[Try it]: Return the entries that follow exactly, with no images.

··· Dataset entries

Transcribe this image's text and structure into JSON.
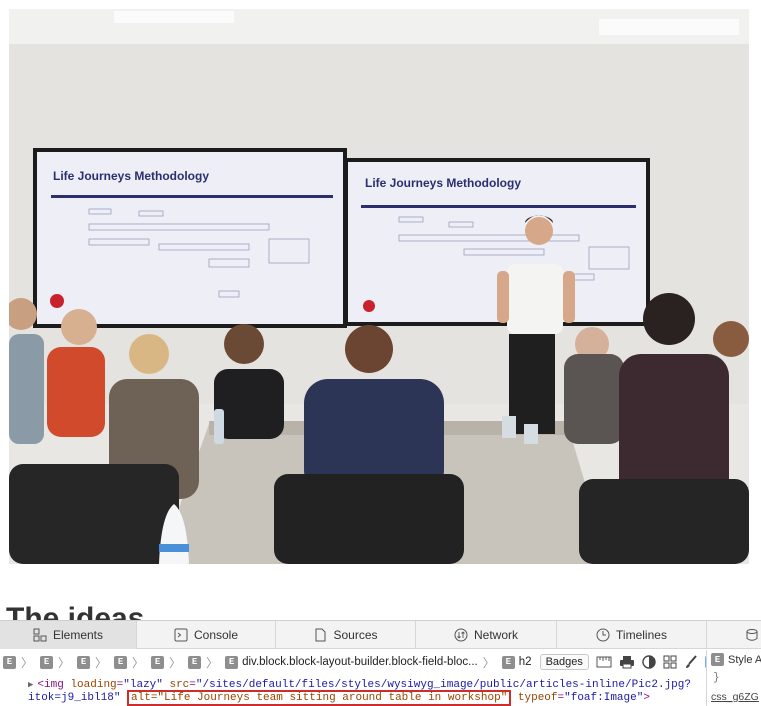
{
  "page": {
    "photo_alt": "Life Journeys team sitting around table in workshop",
    "slide_left_title": "Life Journeys Methodology",
    "slide_right_title": "Life Journeys Methodology",
    "peek_heading": "The ideas"
  },
  "devtools": {
    "tabs": [
      {
        "label": "Elements",
        "icon": "elements-icon"
      },
      {
        "label": "Console",
        "icon": "console-icon"
      },
      {
        "label": "Sources",
        "icon": "sources-icon"
      },
      {
        "label": "Network",
        "icon": "network-icon"
      },
      {
        "label": "Timelines",
        "icon": "timelines-icon"
      }
    ],
    "breadcrumb_selector": "div.block.block-layout-builder.block-field-bloc...",
    "breadcrumb_last": "h2",
    "badge_letter": "E",
    "badges_label": "Badges",
    "code": {
      "tag_open": "<img",
      "attr_loading": "loading",
      "val_loading": "\"lazy\"",
      "attr_src": "src",
      "val_src": "\"/sites/default/files/styles/wysiwyg_image/public/articles-inline/Pic2.jpg?",
      "val_src_cont": "itok=j9_ibl18\"",
      "alt_text": "alt=\"Life Journeys team sitting around table in workshop\"",
      "attr_typeof": "typeof",
      "val_typeof": "\"foaf:Image\"",
      "tag_close": ">"
    },
    "side": {
      "header": "Style A",
      "brace": "}",
      "css_link": "css_g6ZG"
    }
  }
}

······

[Answer box]:
Transcribe this image's text and structure into JSON.
{
  "page": {
    "photo_alt": "Life Journeys team sitting around table in workshop",
    "slide_left_title": "Life Journeys Methodology",
    "slide_right_title": "Life Journeys Methodology",
    "peek_heading": "The ideas"
  },
  "devtools": {
    "tabs": [
      {
        "label": "Elements",
        "icon": "elements-icon"
      },
      {
        "label": "Console",
        "icon": "console-icon"
      },
      {
        "label": "Sources",
        "icon": "sources-icon"
      },
      {
        "label": "Network",
        "icon": "network-icon"
      },
      {
        "label": "Timelines",
        "icon": "timelines-icon"
      }
    ],
    "breadcrumb_selector": "div.block.block-layout-builder.block-field-bloc...",
    "breadcrumb_last": "h2",
    "badge_letter": "E",
    "badges_label": "Badges",
    "code": {
      "tag_open": "<img",
      "attr_loading": "loading",
      "val_loading": "\"lazy\"",
      "attr_src": "src",
      "val_src": "\"/sites/default/files/styles/wysiwyg_image/public/articles-inline/Pic2.jpg?",
      "val_src_cont": "itok=j9_ibl18\"",
      "alt_text": "alt=\"Life Journeys team sitting around table in workshop\"",
      "attr_typeof": "typeof",
      "val_typeof": "\"foaf:Image\"",
      "tag_close": ">"
    },
    "side": {
      "header": "Style A",
      "brace": "}",
      "css_link": "css_g6ZG"
    }
  }
}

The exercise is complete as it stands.